→ **Activity**
Pull every line with "title" from the data.

→ **Extracted information**
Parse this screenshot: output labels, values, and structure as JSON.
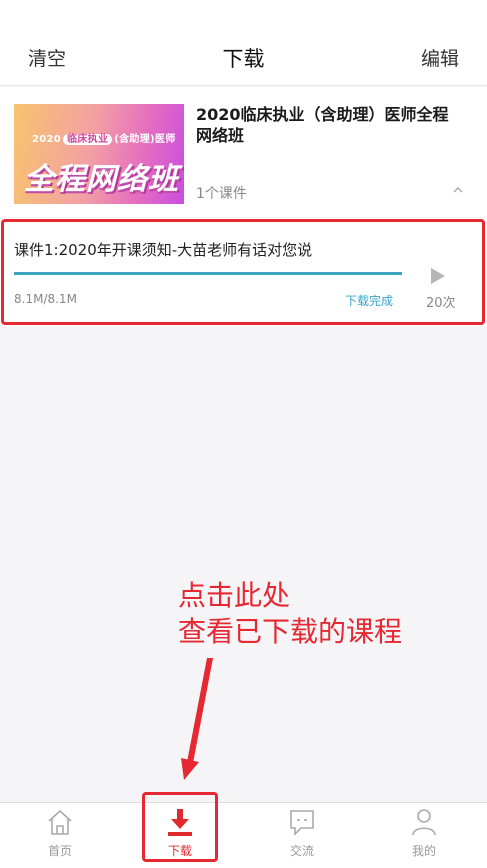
{
  "header": {
    "left_label": "清空",
    "title": "下载",
    "right_label": "编辑"
  },
  "course": {
    "thumb": {
      "year": "2020",
      "tag1": "临床执业",
      "tag2": "含助理",
      "tag3": "医师",
      "big": "全程网络班"
    },
    "title": "2020临床执业（含助理）医师全程网络班",
    "count": "1个课件",
    "collapse_icon": "chevron-up-icon"
  },
  "lesson": {
    "title": "课件1:2020年开课须知-大苗老师有话对您说",
    "size": "8.1M/8.1M",
    "status": "下载完成",
    "play_count": "20次",
    "progress": 1.0
  },
  "annotation": {
    "line1": "点击此处",
    "line2": "查看已下载的课程"
  },
  "tabs": [
    {
      "label": "首页",
      "icon": "home-icon",
      "active": false
    },
    {
      "label": "下载",
      "icon": "download-icon",
      "active": true
    },
    {
      "label": "交流",
      "icon": "chat-icon",
      "active": false
    },
    {
      "label": "我的",
      "icon": "user-icon",
      "active": false
    }
  ],
  "colors": {
    "accent": "#e02b2e",
    "highlight": "#e62833",
    "progress": "#3fa2c0",
    "status": "#3aa4cc"
  }
}
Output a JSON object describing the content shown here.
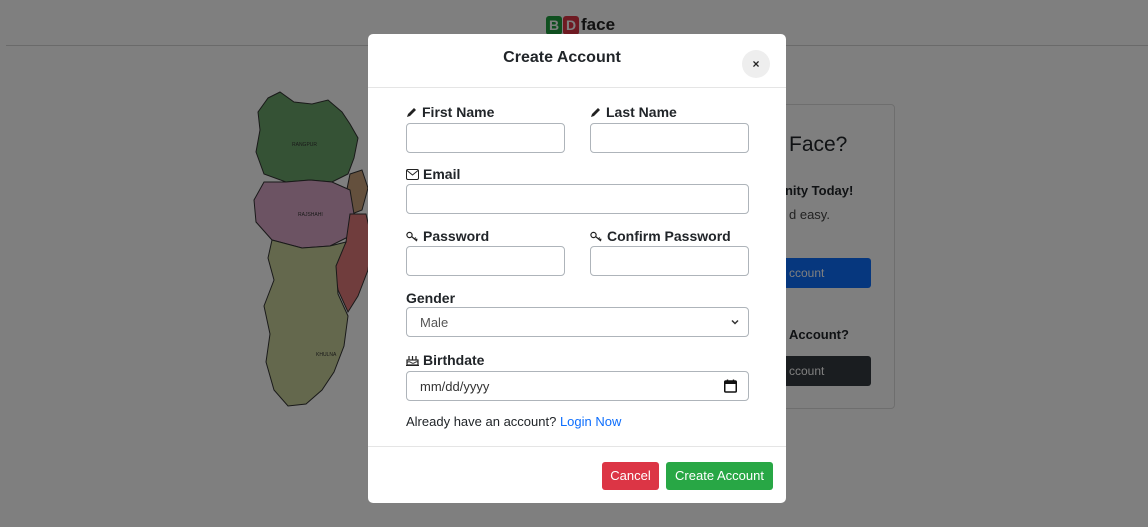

→ **Solved problem**
    "title": "下载",
    "title": "2020临床执业（含助理）医师全程网络班",
    "title": "课件1:2020年开课须知-大苗老师有话对您说",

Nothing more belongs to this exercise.